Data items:
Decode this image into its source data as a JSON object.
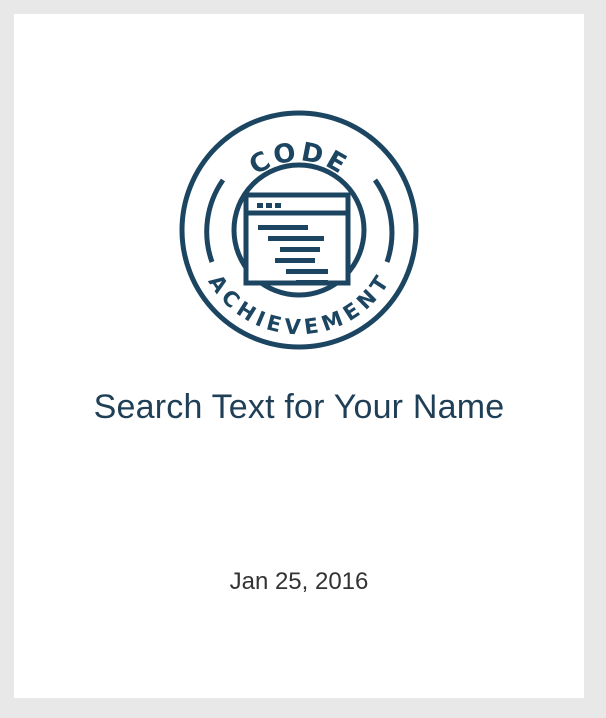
{
  "card": {
    "title": "Search Text for Your Name",
    "date": "Jan 25, 2016"
  },
  "badge": {
    "top_text": "CODE",
    "bottom_text": "ACHIEVEMENT",
    "icon": "code-window-icon",
    "color": "#1c4561"
  }
}
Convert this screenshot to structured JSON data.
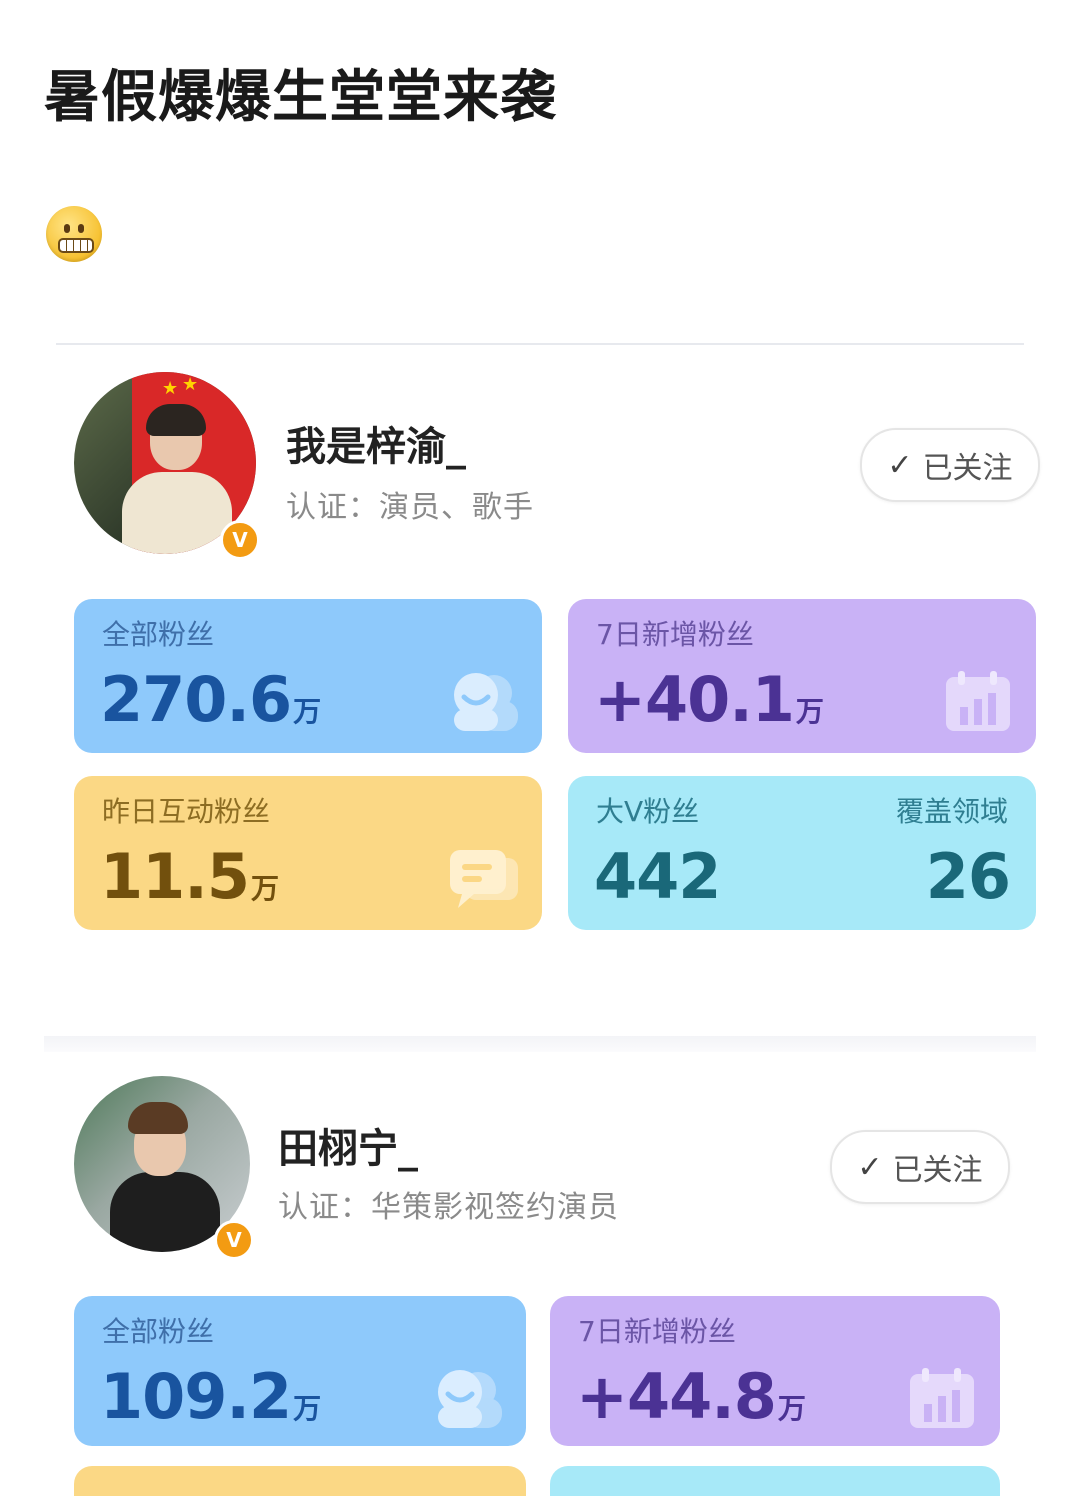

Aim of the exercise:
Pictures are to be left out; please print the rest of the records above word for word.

Solved exercise:
Decode this image into its source data as a JSON object.
{
  "card": {
    "title": "Search Text for Your Name",
    "date": "Jan 25, 2016"
  },
  "badge": {
    "top_text": "CODE",
    "bottom_text": "ACHIEVEMENT",
    "icon": "code-window-icon",
    "color": "#1c4561"
  }
}
Convert this screenshot to structured JSON data.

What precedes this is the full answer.